Not enough time in D.C. for Honors College interns
Although she had packed her suitcase and rolled it through the lines at Ronald Reagan Washington National Airport in Virginia on Saturday morning, Madison Richard did not feel like boarding the Houston-bound plane just yet.
“I don’t think I could ever be ready to leave this wonderful city,” Richard said.
The management information systems junior is one of five Honors College students who left for Washington, D.C., on May 17. Richard and the other students — construction management sophomore Jeffrey Hong, studio art senior Lenore Caston-Miller, chemical engineering junior Isme Correa and architecture senior Ben Leuders — finished a three-week internship at the Smithsonian this week. For the reluctant-to-return Richard, the move to the nation’s capital had been inevitable.
“My entire life, I’ve wanted to go to Washington, D.C.,” Richard said. “I’ve never really been interested in traveling abroad, but I used to beg my parents to take me to D.C.”

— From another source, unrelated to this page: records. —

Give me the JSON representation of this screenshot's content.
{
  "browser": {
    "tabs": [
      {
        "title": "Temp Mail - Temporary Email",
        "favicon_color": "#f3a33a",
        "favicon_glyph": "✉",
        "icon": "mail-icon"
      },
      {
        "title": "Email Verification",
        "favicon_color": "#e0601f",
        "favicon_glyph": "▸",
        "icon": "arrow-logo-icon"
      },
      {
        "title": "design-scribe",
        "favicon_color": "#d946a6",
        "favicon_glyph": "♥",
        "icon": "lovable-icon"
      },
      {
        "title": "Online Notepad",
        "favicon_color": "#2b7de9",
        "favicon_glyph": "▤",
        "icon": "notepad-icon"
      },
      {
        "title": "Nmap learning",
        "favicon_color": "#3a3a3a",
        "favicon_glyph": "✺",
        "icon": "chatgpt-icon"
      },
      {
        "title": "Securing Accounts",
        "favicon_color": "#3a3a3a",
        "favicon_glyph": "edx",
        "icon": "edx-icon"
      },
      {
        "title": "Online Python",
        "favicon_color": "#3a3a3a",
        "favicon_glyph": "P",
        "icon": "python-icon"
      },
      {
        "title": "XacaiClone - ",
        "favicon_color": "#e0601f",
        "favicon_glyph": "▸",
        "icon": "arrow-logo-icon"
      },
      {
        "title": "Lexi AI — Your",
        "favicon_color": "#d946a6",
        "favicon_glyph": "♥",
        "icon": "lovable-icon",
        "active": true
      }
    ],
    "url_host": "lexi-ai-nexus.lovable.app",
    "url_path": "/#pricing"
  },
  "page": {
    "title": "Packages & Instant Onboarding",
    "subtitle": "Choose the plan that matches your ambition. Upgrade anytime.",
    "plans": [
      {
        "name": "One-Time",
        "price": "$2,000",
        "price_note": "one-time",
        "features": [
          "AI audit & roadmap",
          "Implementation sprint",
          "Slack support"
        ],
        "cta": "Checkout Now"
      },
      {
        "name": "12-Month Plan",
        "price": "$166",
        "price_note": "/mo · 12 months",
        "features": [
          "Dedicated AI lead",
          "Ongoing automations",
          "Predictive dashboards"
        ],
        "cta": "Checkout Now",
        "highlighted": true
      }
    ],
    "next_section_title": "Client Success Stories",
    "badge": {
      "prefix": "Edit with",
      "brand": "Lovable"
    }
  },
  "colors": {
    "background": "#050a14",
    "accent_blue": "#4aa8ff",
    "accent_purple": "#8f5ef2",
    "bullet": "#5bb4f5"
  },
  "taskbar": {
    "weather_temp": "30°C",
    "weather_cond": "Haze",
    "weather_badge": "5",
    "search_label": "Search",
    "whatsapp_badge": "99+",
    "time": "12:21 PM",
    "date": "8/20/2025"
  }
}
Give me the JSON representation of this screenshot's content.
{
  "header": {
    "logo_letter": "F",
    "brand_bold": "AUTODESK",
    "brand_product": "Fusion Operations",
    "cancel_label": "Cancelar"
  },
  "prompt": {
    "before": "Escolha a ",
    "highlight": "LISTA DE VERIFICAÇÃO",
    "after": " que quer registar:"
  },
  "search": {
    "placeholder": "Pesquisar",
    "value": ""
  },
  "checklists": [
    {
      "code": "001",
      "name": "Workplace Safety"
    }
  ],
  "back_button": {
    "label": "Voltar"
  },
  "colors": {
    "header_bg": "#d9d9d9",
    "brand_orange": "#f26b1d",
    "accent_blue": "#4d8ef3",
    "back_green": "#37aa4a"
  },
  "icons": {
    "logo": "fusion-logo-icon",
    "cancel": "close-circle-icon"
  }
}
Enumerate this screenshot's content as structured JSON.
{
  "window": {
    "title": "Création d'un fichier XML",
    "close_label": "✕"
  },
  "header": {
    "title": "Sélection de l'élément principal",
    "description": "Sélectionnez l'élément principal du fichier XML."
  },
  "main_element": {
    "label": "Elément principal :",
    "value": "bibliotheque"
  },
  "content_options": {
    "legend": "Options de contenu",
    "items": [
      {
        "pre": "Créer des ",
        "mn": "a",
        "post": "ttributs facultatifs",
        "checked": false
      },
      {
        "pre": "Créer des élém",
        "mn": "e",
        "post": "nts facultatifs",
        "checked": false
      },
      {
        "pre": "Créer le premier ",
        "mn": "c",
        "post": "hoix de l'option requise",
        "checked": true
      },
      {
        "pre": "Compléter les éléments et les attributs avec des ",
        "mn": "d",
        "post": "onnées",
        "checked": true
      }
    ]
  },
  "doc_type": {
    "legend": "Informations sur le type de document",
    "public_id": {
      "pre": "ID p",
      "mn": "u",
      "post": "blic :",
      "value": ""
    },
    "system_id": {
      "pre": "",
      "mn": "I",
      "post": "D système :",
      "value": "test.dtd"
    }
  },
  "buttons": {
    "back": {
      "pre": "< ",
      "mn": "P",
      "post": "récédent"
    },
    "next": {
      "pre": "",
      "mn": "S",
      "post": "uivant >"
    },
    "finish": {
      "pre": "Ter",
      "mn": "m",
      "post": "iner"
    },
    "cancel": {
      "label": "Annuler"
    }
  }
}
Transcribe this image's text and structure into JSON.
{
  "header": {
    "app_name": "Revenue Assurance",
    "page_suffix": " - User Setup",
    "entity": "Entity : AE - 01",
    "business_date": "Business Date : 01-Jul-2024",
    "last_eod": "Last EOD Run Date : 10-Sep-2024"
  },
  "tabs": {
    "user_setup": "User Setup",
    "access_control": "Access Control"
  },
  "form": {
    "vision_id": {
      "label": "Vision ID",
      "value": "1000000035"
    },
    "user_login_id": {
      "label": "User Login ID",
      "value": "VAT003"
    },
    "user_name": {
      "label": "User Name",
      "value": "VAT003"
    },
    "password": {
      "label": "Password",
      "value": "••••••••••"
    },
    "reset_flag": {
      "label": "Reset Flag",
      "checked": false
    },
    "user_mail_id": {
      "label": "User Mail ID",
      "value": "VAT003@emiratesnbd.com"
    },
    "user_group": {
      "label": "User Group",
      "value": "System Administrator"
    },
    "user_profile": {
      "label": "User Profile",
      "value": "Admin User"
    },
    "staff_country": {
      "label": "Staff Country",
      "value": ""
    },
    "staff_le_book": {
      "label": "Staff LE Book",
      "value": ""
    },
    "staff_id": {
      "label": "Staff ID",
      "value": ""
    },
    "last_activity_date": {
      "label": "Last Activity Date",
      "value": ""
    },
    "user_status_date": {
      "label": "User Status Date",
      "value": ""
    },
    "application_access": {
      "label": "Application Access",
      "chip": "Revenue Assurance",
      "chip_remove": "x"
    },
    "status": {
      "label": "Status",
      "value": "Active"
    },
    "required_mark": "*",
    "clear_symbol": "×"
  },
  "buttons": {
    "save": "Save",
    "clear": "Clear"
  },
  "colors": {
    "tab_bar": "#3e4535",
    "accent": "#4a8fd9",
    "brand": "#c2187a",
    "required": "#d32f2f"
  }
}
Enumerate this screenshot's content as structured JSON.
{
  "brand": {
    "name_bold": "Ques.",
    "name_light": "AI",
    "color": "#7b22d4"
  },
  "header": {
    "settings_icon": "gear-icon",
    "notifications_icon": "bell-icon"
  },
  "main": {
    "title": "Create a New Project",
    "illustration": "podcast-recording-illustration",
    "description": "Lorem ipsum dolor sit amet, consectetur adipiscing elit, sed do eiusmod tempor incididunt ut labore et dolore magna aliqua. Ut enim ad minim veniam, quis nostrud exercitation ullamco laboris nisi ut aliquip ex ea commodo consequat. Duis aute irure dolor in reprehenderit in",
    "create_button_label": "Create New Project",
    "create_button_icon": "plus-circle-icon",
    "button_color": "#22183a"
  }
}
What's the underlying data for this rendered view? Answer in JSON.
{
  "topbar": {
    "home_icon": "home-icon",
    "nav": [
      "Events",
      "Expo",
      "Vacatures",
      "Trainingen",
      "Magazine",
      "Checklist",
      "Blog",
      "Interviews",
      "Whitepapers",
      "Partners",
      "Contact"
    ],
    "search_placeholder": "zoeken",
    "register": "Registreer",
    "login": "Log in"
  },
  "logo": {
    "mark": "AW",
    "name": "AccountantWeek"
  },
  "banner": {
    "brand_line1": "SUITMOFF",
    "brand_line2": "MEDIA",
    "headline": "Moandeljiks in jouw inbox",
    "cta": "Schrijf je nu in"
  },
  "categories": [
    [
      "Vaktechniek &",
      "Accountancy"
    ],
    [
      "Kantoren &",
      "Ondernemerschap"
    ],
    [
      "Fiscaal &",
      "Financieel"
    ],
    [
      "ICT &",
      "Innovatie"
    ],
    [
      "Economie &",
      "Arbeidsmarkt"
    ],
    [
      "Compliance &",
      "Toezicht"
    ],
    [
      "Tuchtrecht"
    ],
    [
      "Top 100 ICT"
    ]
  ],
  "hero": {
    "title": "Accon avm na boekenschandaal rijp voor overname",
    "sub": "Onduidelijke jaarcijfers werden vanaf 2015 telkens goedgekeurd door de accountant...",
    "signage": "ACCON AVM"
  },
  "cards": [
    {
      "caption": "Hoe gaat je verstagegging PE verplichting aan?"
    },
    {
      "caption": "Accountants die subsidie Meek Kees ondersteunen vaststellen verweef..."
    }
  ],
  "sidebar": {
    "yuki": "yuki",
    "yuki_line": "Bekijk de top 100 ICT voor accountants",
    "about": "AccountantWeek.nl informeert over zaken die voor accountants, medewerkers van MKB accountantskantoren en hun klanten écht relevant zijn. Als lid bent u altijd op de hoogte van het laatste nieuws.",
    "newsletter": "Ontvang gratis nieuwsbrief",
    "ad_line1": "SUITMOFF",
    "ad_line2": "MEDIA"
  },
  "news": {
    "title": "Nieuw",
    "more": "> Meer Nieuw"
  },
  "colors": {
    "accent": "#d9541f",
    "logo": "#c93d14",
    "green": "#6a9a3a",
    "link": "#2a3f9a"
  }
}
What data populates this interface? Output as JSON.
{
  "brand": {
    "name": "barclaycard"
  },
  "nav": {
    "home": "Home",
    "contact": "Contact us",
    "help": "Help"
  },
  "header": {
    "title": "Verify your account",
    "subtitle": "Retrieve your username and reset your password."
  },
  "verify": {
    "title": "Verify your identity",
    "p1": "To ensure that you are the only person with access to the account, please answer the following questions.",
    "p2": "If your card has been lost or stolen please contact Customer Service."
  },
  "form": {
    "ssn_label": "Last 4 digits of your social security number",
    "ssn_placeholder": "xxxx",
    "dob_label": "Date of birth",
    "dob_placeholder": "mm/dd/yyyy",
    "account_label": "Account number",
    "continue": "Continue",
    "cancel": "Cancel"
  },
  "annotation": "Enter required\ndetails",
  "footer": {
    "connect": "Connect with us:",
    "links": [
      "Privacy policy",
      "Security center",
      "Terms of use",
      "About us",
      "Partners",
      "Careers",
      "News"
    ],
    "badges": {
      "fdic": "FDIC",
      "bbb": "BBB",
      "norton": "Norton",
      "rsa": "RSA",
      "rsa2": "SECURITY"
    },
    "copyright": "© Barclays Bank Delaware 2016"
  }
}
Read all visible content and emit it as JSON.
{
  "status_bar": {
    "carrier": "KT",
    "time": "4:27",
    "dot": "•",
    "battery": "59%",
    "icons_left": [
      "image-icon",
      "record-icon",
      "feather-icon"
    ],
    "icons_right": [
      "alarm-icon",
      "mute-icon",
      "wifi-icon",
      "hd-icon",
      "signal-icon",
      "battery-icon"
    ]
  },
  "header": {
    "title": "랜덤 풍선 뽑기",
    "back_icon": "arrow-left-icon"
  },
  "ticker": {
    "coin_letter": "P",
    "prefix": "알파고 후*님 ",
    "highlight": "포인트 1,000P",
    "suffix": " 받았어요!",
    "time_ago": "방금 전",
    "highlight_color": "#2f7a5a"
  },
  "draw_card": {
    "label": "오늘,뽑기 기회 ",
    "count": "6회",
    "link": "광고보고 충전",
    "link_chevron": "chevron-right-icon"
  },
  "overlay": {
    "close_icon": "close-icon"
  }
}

Richard worked in the mega-museum-‘s Office of Facilities Engineering and Operations, where she compiled articles of information on every Smithsonian building and loaded it on an online database. Thus, she said, she helped to ascertain that current and future staff members realized the historical value of the architecture surrounding them.
Hong surveyed buildings and learned about facilities management and security. He said he was thrilled to take part in the program.
“Learning from everyone at the Smithsonian Institution is definitely a top-notch experience to have,” Hong said. “I (learned) so many new things every single day.”
The interns stayed in dormitories at Georgetown University, just an evening’s stroll away from the Potomac River, which, Richard said, was a wide reflecting pool of the cloudy pinks and purples of the setting sun.
To affairs Intern Caston-Miller, the beauty of the campus and town made the 20-minute commute to the Metro less of a burden. When she finally arrived to work in the mornings,she marveled over the displays of historical and cultural antiques.
“How often does a person get to work for a museum of this size and caliber?” Caston-Miller said. “I would (tell) anyone that if they are given a chance to come and work an internship at the Smithsonian, that they should take it, no questions asked. The experience has been priceless.”
This partnership between the museum and the University is the first step in a major internship-sponsoring program, said Associate Vice President for Research Mary Ann Ottinger in a news release. The faculty behind it hope that it will grow into a semester-long academic program that allows students to travel to, and learn from, the institution.
The five student pioneers of this program seemed to agree with this sentiment. Richard, at least, was quick to admit that, although her love for Houston and it’s lower cost of living is great, she would have happily stayed in the city for a few more weeks.
“It changed my life,” Richard said. “Three weeks wasn’t enough.”